Although cornering in a car may require as little as a turn of the steering wheel, there is a little more to it than that. For a complete novice, or a learner with little experience, it's often difficult to establish where the kerb on the left side of the car is in relation to the car. This is where we can refer to our "Normal Driving Position" reference point.
Remember it is where the Left kerb appears to "hit" the car. Remember it is near the centre of the front window.
If the kerb goes over to the right too much past the reference marker, you're getting too close to the kerb, too far left and you're too far away
Some bends, particularly in dangerous areas where bends may be very sharp, road signs may be accompanied with road markings telling you to slow down. Be highly cautious of bends with junctions. Vehicles may be entering or exiting the junction.
Not all bends in the road will have a warning sign before them. Such bends are particularly hazardous on rural country roads.
To help understand when a bend in the road is approaching, think of a long straight road. At the very tip, in the distance the two sides of the road appear to meet each other. This is called the limit point - the visual limit of the road ahead. On a continuous straight road, you will never reach this limit point. As a bend approaches however, this limit point will gradually get closer. The faster it approaches, the more you will need to slow down before taking it.
When you've located a bend up ahead:
- Check your mirrors to ensure a vehicle (if any) behind you is not following excessively closely. If they are, you may need to slow down sooner to provide them with more time to react to the bend up ahead.
- Assess your speed and adjust accordingly based on how fast the bend is approaching and if any vehicles are following. Ease off the accelerator earlier rather than using the brakes harshly later. This is safer and is also kinder to the car. When braking, use progressive braking as this technique provides a smooth transition in speed and is safe for other road users. When you are at the speed that is right for the bend change down to the appropriate gear as this will provide better control of the car.
- Check your road position by ensuring you keep to the centre of your lane. Avoid creeping too close to the opposite carriageway as other vehicles may be taking the corner wide, especially if the vehicle is large. Avoid cutting the corner at all costs.
Braking whilst cornering
Always try to gain the appropriate speed (and then gear) for the corner before entering it. Tyres need to deal with a lot of forces. In a straight line motion, a car is balanced and stable, as you enter a bend, the tyres need to deal with forward motion, plus centrifugal force.
They're making you go forward, but also trying to prevent you from skidding off the road due to steering around the corner. That's a lot to deal with but if you now add braking into this, you really begin to upset the balance of the car. Almost all weight is now distributed to just the front tyres.
Unless you enter the corner at a ridiculously high speed, braking whilst cornering may not be too much of an issue whilst driving on a flat, stable and dry road.
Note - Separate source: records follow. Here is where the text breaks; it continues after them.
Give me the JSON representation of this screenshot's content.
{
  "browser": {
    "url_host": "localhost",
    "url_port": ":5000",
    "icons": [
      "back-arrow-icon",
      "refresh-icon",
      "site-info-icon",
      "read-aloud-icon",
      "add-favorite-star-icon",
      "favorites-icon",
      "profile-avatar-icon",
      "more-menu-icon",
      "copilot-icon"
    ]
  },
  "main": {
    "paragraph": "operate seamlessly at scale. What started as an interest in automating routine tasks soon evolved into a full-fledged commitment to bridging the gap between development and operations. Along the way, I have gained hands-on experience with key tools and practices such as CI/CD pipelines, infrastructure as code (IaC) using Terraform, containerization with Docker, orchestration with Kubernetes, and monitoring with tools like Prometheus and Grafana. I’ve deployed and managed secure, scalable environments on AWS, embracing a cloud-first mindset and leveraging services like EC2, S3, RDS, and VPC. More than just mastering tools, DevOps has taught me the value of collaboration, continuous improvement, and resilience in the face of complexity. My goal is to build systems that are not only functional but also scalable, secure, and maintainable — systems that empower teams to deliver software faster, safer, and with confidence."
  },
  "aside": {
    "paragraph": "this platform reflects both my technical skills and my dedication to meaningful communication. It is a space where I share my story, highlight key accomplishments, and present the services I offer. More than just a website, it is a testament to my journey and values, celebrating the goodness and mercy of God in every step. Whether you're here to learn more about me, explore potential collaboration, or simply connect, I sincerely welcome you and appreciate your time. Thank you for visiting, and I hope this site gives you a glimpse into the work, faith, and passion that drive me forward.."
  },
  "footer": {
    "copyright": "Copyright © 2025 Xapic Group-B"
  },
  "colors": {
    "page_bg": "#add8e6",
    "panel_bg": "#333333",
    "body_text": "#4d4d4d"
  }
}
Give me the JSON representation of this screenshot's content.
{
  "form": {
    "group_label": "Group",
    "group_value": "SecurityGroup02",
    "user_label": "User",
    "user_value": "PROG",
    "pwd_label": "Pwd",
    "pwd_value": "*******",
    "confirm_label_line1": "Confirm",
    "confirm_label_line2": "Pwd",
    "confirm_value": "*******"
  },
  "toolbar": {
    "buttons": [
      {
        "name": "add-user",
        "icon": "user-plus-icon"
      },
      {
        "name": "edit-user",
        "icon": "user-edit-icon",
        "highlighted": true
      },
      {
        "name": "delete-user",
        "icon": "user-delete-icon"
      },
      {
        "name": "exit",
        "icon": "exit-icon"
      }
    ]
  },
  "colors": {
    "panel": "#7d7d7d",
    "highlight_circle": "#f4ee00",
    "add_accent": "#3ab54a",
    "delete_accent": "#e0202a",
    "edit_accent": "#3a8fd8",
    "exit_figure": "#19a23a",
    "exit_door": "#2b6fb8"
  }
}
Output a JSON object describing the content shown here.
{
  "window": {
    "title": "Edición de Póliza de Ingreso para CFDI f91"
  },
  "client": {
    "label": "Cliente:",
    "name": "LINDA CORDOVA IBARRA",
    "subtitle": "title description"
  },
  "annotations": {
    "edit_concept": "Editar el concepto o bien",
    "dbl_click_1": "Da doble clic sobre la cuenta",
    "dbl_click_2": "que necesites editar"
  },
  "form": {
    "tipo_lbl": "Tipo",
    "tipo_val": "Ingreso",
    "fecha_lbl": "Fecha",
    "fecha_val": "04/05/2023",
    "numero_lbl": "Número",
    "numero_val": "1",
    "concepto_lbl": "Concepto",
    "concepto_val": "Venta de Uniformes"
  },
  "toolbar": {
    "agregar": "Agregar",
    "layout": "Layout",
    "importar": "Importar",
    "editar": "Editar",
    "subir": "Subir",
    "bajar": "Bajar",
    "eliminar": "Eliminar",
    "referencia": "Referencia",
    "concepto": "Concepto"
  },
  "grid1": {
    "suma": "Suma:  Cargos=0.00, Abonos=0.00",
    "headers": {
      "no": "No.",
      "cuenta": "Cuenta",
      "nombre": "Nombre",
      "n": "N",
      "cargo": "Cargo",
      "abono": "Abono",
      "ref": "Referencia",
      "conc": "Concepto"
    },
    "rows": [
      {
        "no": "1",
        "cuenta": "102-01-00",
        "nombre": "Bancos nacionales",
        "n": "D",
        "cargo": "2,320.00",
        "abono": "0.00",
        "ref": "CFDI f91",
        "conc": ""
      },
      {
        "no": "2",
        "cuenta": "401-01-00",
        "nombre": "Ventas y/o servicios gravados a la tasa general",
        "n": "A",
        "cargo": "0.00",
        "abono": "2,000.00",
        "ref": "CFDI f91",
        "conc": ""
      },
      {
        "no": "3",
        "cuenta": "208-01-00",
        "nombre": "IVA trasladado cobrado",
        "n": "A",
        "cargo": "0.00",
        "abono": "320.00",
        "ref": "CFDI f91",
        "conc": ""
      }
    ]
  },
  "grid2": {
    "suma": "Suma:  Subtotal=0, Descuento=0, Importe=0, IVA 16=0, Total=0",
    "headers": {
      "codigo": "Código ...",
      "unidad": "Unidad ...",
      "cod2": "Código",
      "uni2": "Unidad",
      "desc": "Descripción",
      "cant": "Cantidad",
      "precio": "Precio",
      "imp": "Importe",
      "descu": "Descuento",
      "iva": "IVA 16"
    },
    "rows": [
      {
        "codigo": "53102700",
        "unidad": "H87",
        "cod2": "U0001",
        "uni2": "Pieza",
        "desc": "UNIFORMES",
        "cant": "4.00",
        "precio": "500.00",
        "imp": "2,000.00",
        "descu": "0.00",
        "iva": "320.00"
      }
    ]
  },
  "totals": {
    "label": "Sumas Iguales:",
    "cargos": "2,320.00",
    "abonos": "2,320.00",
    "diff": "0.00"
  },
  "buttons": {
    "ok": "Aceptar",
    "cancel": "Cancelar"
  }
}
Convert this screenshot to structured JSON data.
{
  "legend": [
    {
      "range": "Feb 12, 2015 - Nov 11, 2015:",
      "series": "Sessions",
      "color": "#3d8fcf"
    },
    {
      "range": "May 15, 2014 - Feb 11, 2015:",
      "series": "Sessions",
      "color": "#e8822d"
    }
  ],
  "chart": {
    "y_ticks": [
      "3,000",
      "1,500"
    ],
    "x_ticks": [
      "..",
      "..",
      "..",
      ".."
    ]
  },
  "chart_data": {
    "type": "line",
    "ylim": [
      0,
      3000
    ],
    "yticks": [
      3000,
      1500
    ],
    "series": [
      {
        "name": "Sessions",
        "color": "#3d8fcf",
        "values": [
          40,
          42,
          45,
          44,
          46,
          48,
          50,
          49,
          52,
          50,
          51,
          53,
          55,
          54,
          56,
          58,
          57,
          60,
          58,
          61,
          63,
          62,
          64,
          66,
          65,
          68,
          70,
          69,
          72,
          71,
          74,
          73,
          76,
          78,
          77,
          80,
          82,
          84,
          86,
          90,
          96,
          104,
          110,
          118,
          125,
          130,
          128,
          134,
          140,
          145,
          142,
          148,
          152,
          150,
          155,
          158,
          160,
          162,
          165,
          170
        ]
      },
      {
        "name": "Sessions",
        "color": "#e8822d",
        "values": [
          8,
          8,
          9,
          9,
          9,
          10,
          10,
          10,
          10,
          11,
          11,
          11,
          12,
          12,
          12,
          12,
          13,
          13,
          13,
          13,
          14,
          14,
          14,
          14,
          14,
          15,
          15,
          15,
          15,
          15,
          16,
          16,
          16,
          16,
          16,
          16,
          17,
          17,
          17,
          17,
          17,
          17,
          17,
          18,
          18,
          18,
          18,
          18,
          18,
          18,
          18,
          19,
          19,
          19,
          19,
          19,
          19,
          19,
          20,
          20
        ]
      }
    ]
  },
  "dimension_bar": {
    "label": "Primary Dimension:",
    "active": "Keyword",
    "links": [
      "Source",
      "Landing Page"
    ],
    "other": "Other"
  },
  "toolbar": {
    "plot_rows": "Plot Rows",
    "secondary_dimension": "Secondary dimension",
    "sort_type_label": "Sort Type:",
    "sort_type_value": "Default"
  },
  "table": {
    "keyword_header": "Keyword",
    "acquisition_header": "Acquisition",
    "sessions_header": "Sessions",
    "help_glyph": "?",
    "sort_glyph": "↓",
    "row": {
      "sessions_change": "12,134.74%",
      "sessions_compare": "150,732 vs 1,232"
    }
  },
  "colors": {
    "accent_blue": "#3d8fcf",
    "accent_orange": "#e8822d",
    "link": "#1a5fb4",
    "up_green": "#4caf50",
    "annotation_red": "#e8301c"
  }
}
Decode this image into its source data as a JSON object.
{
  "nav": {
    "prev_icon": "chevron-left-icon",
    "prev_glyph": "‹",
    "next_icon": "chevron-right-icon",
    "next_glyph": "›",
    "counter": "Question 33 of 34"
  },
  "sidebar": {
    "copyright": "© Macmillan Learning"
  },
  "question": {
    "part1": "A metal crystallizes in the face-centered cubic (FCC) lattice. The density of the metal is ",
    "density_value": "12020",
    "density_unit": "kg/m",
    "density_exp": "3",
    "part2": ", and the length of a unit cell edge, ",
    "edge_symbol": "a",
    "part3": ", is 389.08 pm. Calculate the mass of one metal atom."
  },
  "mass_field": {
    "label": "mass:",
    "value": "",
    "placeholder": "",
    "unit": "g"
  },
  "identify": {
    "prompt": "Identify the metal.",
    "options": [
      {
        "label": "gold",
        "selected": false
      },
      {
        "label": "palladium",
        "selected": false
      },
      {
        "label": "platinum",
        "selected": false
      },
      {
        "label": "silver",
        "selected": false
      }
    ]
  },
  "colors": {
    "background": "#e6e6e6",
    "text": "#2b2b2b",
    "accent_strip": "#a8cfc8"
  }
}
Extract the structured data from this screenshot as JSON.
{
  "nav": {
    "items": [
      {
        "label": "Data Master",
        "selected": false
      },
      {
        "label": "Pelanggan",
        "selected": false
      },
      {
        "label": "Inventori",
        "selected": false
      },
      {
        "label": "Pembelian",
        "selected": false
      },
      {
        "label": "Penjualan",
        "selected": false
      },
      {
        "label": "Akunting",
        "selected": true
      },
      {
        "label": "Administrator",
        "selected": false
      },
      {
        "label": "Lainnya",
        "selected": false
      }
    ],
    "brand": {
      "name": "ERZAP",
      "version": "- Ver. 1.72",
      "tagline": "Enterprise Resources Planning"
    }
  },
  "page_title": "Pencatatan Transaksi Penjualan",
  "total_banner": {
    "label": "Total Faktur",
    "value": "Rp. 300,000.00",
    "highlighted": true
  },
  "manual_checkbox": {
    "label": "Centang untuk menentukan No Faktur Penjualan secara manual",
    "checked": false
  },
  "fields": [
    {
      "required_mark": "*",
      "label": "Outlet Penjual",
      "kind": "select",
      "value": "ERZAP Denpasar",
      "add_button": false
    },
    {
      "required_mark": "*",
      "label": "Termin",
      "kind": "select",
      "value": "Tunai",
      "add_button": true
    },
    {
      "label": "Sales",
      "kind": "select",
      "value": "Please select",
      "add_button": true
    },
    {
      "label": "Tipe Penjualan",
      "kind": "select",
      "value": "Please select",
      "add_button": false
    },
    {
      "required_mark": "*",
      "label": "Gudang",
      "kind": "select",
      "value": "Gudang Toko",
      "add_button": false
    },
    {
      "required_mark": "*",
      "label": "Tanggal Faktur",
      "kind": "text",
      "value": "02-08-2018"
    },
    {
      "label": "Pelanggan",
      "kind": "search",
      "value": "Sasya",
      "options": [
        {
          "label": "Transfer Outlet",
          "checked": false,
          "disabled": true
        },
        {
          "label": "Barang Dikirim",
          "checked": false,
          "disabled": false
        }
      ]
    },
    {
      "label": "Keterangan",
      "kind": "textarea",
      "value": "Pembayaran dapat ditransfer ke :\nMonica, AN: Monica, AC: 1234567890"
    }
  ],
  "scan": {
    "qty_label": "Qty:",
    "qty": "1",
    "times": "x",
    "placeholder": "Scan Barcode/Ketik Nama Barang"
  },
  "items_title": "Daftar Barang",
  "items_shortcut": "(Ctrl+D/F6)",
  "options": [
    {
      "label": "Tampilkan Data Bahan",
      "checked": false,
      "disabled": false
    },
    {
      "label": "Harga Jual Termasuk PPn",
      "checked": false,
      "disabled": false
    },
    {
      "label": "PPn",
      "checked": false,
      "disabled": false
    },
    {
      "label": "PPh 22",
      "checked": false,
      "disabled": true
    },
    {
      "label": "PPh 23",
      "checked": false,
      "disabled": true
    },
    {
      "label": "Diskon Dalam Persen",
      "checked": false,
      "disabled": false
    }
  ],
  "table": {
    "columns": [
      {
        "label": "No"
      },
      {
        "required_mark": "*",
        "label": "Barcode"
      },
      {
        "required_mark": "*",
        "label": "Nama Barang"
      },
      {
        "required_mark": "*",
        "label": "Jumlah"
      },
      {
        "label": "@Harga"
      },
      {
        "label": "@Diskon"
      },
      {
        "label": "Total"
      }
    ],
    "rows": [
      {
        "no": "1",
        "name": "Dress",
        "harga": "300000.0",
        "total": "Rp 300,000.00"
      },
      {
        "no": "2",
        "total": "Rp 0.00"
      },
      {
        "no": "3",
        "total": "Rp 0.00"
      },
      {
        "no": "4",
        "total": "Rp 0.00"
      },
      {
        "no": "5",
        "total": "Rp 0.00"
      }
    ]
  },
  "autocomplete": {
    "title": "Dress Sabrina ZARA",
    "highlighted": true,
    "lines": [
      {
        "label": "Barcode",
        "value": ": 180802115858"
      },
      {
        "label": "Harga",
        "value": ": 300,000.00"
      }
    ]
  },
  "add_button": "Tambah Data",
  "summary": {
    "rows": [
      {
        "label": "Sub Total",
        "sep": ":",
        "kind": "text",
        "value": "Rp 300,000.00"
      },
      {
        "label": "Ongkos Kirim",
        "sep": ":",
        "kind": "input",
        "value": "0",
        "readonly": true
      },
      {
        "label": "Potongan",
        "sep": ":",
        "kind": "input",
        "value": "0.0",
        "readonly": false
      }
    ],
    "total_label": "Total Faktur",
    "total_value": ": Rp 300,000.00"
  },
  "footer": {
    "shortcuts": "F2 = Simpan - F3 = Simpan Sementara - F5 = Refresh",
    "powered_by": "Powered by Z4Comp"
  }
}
Try braking whilst cornering on wet or icy roads however and all of a sudden your car becomes an out-of-control metal missile.
Always try to avoid braking, especially harshly on a bend. Along with being far safer, it's also a lot kinder to your tyres, giving them a longer lifespan.
Exiting the bend
As the bend begins to recede and open up you can gently begin to accelerate once again. Take another look in your rear view mirrors on the corner exit as this is a common place where motorists may attempt to overtake.
Cornering on wet or icy roads
Your car is far more likely to lose traction with the road surface if it is wet, and even more so if icy. Always take weather conditions into account whilst driving. Harsh corners will likely need to be taken at a much reduced speed in bad weather and remember to avoid heavy braking whilst cornering.
Cornering in a car tips
The main objectives whilst taking a corner in a car are:
Enter a corner at a speed you intend on taking it. Choose a suitable gear before entering the bend. This is to avoid harsh braking whilst cornering which can result in your car losing control. Harsh braking put heavy load and forces on the front tyres making the vehicle unstable.
is crucial whilst entering the corner and whilst travelling around it. Never cut a corner as you never know what might be coming the other way.
Always consider your stopping distance and ensure you are able to safely stop within the distance you can see ahead. A basic understanding of limit point analysis may help to understand.
Weather and road conditions
Always consider your speed before entering a corner, not only due to the severity of the corner, but whether the road is wet, icy and the condition of the road surface itself. Loose chippings and potholes impact the stability of a car whilst cornering.